Gerbera stems are highly susceptible to bacteria blockage, causing their heads to droop over, so change their water often and replenish their supply of floral food every 1-2 days. Since they are particularly sensitive to ethylene gas and bacteria – keep the vase and surrounding areas clean and debris free.
The same general care guidelines described above apply to hyacinths, but keep in mind that when their stems are cut, they release sap that can shorten the life of other flowers. To prevent this, after cutting their stems, place them in a bucket of water for at least 12 hours on their own before mixing them with other flowers. In modern designs, hyacinths are arranged with the bulbs and roots intact, as part of the composition. The soil is washed from the roots to prevent the water from becoming dirty.
Hydrangeas have woody stems that need to draw water for maximum vase life. If a blossom wilts prematurely, remove it from the design, recut the stem at a sharp angle and place in warm water for at least one hour. The flower should be revived and ready to take its place in the design. For best results keep the water level in their vase full. Hydrangeas can also be dried, by hanging them upside down in a warm spot. Although the color will fade slightly – the dried flowers can last between 9 months to a year.
Iris may arrive in your vase arrangement as tight buds. But they will open quickly and mature to open form usually within one or two days. Their beautiful blue blossom look good with other spring flowers like tulips and lilies. Their vase life is wonderful, although short lived. Keep water levels in the vase full and bacteria free for best results. Expected vase life is 3-5 days.

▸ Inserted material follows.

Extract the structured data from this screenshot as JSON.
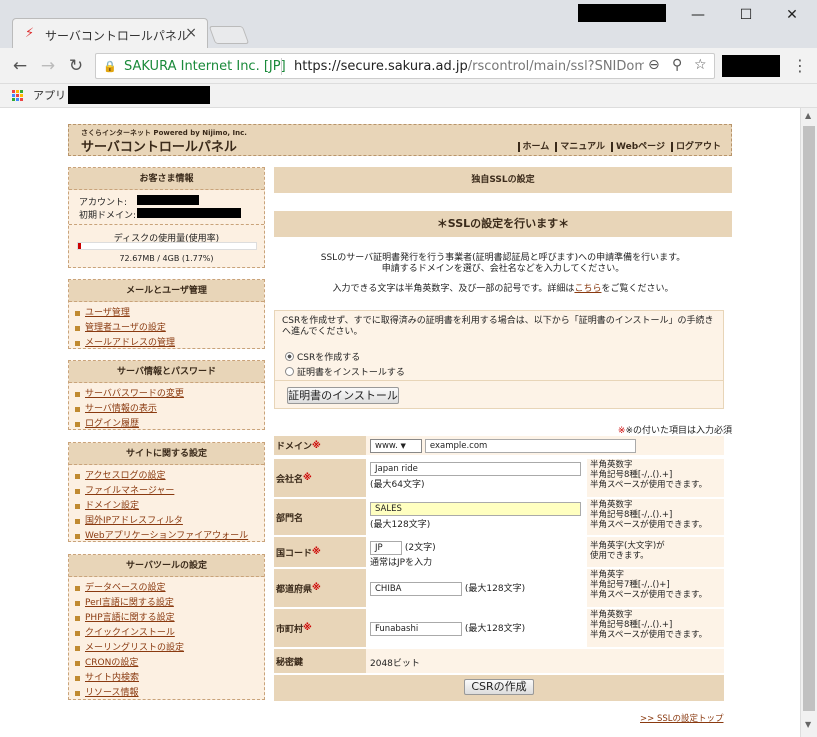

Lily pollen can stain clothing and furniture, so carefully remove the anthers (the orange pollen-coated tips at the end of the stamens) with tissues before displaying your bouquet. As flowers open as your design ages, you should continue to remove the anthers. Follow the same general care guidelines described above, but since lilies bruise easily, handle them with particular care. Their blooms open in succession, and you can snip off spent flowers close to the main stem.
Lisianthus have rose-like showy blossoms in grand colors, and with proper care they can last 7-10 days. Many of the unopened buds which show color may open fully. Smaller buds may not open but simply support the larger blossoms and accent the foliage.
Follow the general care guidelines described above, placing your peonies in a cool place out of direct sunlight. Peonies often arrive in bud stage and open fully while in the design. The open blossoms can be fragile and shatter if mishandled so give them space and move them only as necessary. With proper care they should last about 7 days.
Follow the general care guidelines described above for your roses, being sure to remove any discolored petals on the flower's outer edge (called guard petals) and foliage that fall below the waterline when refreshing your arrangement. Recutting the stems often will give your roses the longest vase life.
If your roses begin to wilt, you may be able to revive them. Trim off about an inch from the bottom of its stem and then submerge the entire rose under water in a sink or bathtub. Allow the stem to absorb water for about 20-60 minutes before returning them to their vase.
Roses last longer in a cool area, but if you want their blooms to open quickly, temporarily place them in a warmer spot (Note: not hotter than 80 degrees Fahrenheit).